Friday 25 September 2009

A Speed Reader with a Library

I'm never really sure what the value of being able to read quickly is and whether this effects the amount of information you actually retain when you read, but I do know that getting EFL and ESL students to read in chunks and getting them to read as much as possible can be very beneficial to their language development.
I've come across quite a few online speed reading sites, but so far I think ReadSpeeder is the best. The interface is quite simply designed and easy to use. It looks just like the kind of controls you would find on a cassette or CD player. ReadSpeeder chunks the text and you can change the speed at which you see the chunks of the text or pause it and just click to got to the next phrase as you read.

The things that make ReadSpeeder special though are:
  • It has its own built in library, so there are loads of classic books that students can get started with straight away.

  • There is also a neat bookmarklet. You drag it to your toolbar, then whenever you get to a web page you want to speed read, you can just click on it and it will be played through ReadSpeeder.
  • If you register you can start adding and saving your own texts simply by cutting and pasting.
  • Perhaps best of all though is that you can access a dedicated mobile site ( on i-phone or i-Pod Touch and access your saved books. This is a great feature as students can work alone at home or anywhere else on improving their reading. It's also quite a good way to read on an i-phone as it makes the text bigger.
As I said, I'm not sure if being able to read faster is such a great skill, but this is still a good way to get your students working through texts and trying to understand 'gist' without them stopping to check every word and also a good way to get them seeing text in chunks.
  • You could use it as I said above to get students to read for gist and just see how much of the text they understand after reading through one time.
  • You could use it as a way to get students to revise a text.
  • You could even get students to recite the text as they speed read it and gradually try to improve the speed. You might well have to start very slowly.
  • Some students can find this kind of time challenge motivating and it can encourage them to repeatedly read the same text to improve their speed.
Well, I hope your students enjoy trying ReadSpeeder. It may not be the best tool for every text they read, but it's a good way to add a bit of variety to your reading activities and to give students access to a tool they can use outside of class (if they have an i-Pod or i-Phone).

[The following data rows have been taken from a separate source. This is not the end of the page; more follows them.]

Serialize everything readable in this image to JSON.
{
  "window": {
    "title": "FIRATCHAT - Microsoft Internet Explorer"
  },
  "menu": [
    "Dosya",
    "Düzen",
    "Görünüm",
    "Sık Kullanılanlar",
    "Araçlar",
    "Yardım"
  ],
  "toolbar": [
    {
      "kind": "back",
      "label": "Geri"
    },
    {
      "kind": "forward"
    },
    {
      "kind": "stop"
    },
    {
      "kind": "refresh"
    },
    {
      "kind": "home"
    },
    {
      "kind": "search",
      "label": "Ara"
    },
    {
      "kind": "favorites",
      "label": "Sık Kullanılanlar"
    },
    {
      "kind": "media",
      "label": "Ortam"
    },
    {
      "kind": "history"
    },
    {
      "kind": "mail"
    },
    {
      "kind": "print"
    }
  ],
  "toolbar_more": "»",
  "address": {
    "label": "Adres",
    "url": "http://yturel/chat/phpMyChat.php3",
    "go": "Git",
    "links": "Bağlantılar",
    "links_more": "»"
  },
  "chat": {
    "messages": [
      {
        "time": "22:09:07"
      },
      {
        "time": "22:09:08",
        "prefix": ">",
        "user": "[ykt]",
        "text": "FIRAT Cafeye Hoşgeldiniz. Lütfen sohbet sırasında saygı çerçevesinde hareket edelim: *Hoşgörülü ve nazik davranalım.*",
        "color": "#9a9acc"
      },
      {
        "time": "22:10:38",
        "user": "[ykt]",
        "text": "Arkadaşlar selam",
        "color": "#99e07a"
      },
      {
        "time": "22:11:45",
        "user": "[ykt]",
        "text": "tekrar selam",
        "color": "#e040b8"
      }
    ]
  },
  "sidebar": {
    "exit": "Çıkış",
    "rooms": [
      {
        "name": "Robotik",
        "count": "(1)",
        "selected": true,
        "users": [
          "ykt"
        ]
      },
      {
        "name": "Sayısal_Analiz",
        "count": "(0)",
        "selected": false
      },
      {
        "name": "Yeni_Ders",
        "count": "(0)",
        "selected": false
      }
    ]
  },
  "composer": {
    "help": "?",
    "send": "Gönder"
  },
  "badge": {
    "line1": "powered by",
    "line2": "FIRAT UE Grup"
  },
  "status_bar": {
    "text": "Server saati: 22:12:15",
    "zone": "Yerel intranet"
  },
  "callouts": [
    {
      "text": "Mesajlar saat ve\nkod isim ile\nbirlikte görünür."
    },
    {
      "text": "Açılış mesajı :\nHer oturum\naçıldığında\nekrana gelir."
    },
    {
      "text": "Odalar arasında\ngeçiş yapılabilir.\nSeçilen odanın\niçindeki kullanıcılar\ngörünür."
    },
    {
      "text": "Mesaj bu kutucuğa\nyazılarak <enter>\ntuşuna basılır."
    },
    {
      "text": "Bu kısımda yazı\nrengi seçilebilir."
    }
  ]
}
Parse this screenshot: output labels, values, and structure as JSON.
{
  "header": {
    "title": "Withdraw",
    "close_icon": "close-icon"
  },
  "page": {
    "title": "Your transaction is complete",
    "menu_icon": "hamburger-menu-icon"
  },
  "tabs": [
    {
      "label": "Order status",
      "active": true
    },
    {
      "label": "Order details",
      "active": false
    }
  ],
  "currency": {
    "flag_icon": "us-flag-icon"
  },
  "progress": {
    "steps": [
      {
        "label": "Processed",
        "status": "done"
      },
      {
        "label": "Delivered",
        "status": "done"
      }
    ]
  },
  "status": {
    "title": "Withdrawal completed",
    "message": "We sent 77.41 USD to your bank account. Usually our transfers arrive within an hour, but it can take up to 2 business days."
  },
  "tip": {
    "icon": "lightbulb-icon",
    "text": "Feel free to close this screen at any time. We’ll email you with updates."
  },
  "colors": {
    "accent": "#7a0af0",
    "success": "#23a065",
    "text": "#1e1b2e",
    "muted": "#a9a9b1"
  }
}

You can find 35 + online reading activities for EFL ESL students here.

Related links:

Nik Peachey

No comments: